Sometimes I don’t even know why I try. You’d think after 28 years some things wouldn’t be so hard to do. But, alas, they are and continue to be. It’s a lesson I’ll never learn. What am I talking about you ask? Part of the answer might be found in my last blog post, answering it fully will take a few more words here.

It usually starts out as a casual discussion, until I try to get my point across. I’ll try to give you an example of what I mean. A recent discussion went something like this:

Me: I think it would be harder for a single person to maintain (i.e. do all the chores) a two bedroom home with a full basement, two car garage, and big yard to mow than it would be if that same person had to maintain a one bedroom apartment, with no garage or basement or yard to mow.

Her: No it wouldn’t.

Is my point that I think it might be harder valid or not? According to her, it’s not. Nothing I say or do ever resolves such dilemmas; I try to state my point of view and her reasoning is basically that she doesn’t care to see my point, and (oddly I think), she doesn’t care if I see her point either. What’s the use of discussion if neither party cares to hear the reasoning of the other?

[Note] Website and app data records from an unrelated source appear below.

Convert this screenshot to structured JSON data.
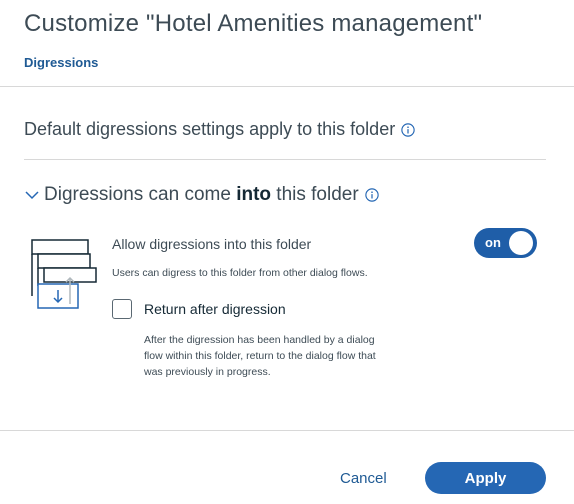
{
  "dialog": {
    "title": "Customize \"Hotel Amenities management\""
  },
  "tabs": [
    {
      "label": "Digressions",
      "active": true
    }
  ],
  "defaults": {
    "heading": "Default digressions settings apply to this folder",
    "info_icon": "info-circle-icon"
  },
  "section": {
    "heading_prefix": "Digressions can come ",
    "heading_bold": "into",
    "heading_suffix": " this folder",
    "chevron_icon": "chevron-down-icon",
    "info_icon": "info-circle-icon",
    "illustration_icon": "digression-flow-icon"
  },
  "allow": {
    "label": "Allow digressions into this folder",
    "description": "Users can digress to this folder from other dialog flows.",
    "toggle_text": "on",
    "toggle_on": true
  },
  "return_after": {
    "label": "Return after digression",
    "checked": false,
    "description_lines": [
      "After the digression has been handled by a dialog",
      "flow within this folder, return to the dialog flow that",
      "was previously in progress."
    ]
  },
  "footer": {
    "cancel_label": "Cancel",
    "apply_label": "Apply"
  },
  "colors": {
    "accent": "#2567b4",
    "link": "#1f5a94",
    "toggle_on": "#1f5ea8"
  }
}
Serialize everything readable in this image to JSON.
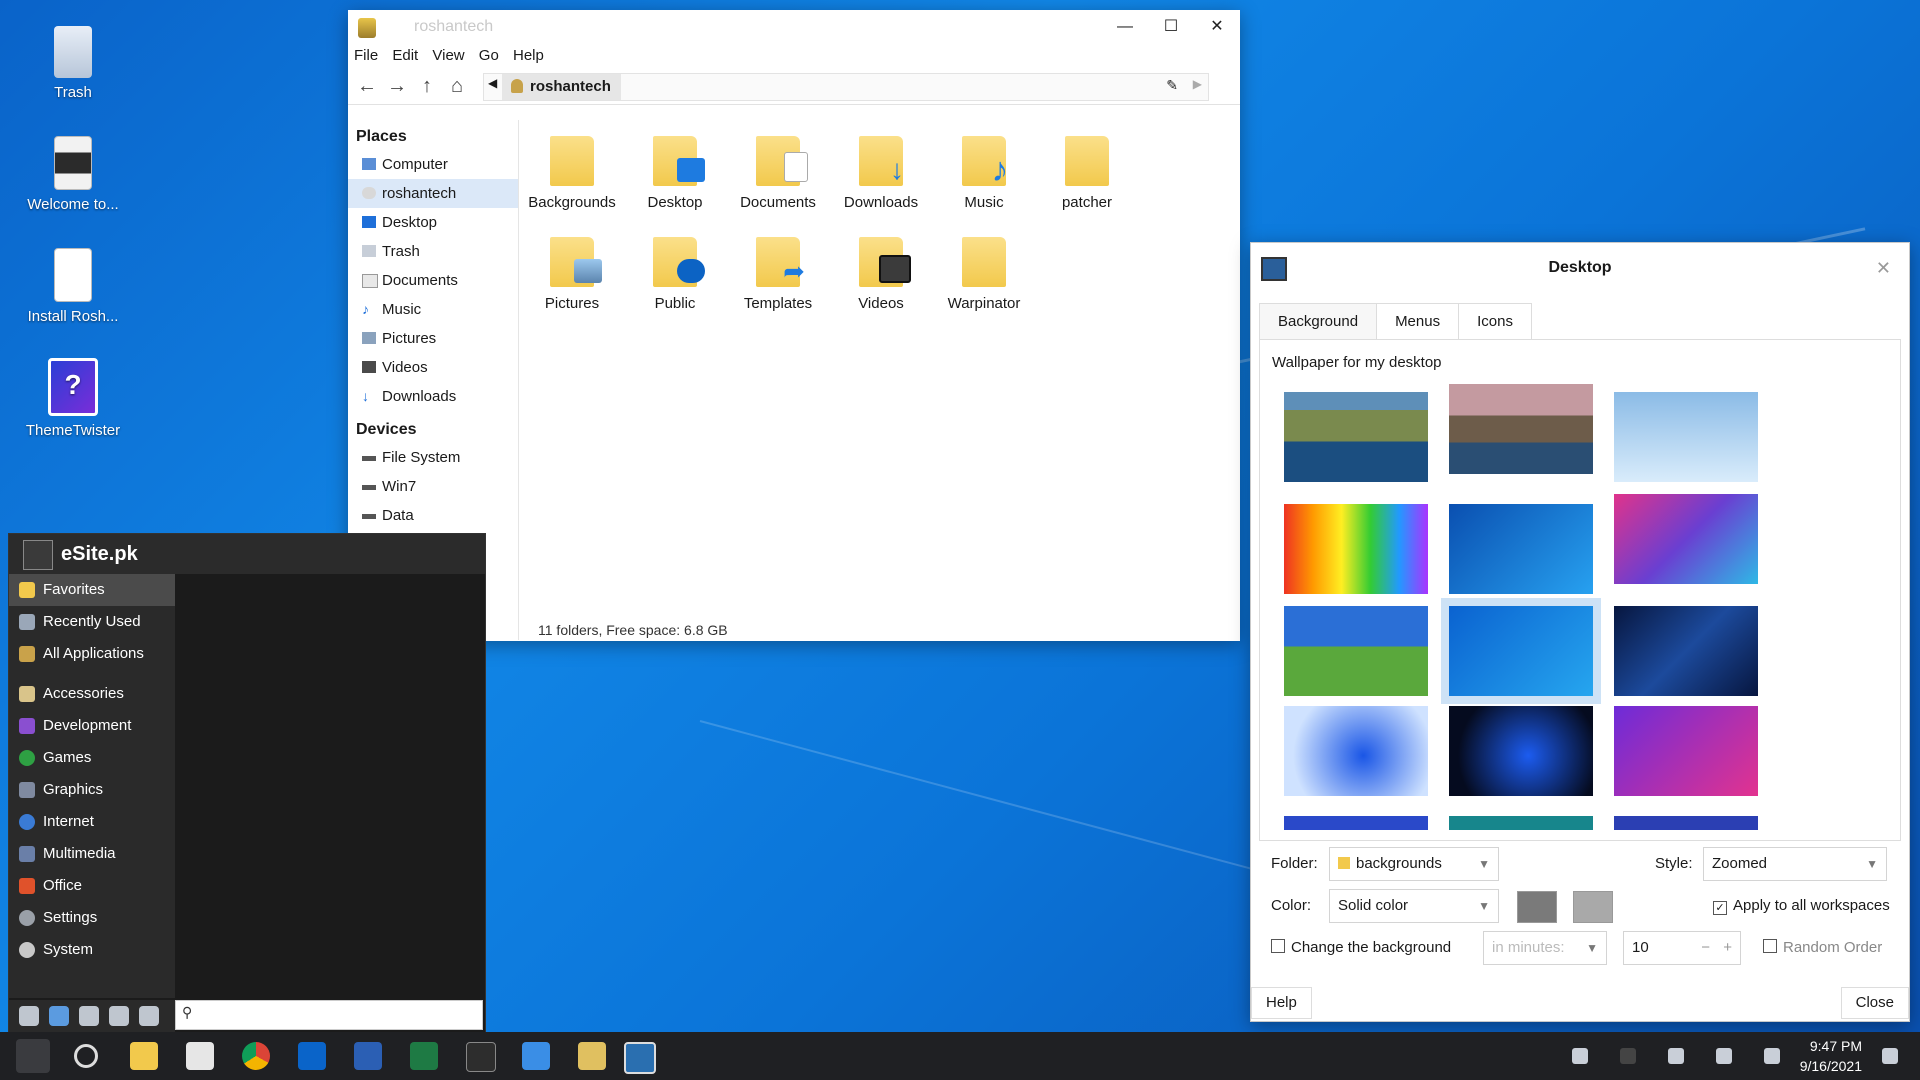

The big downside of this is I get angry when she refuses to see my point. And to be perfectly honest, I don’t fully understand why. I guess I’m just flawed, or possibly full of it. My anger may or may not be justified, but until I discover the best way to control it, discussions like the one above should be avoided at all costs. If you have any suggestions as to how that can be accomplished please leave them in a comment.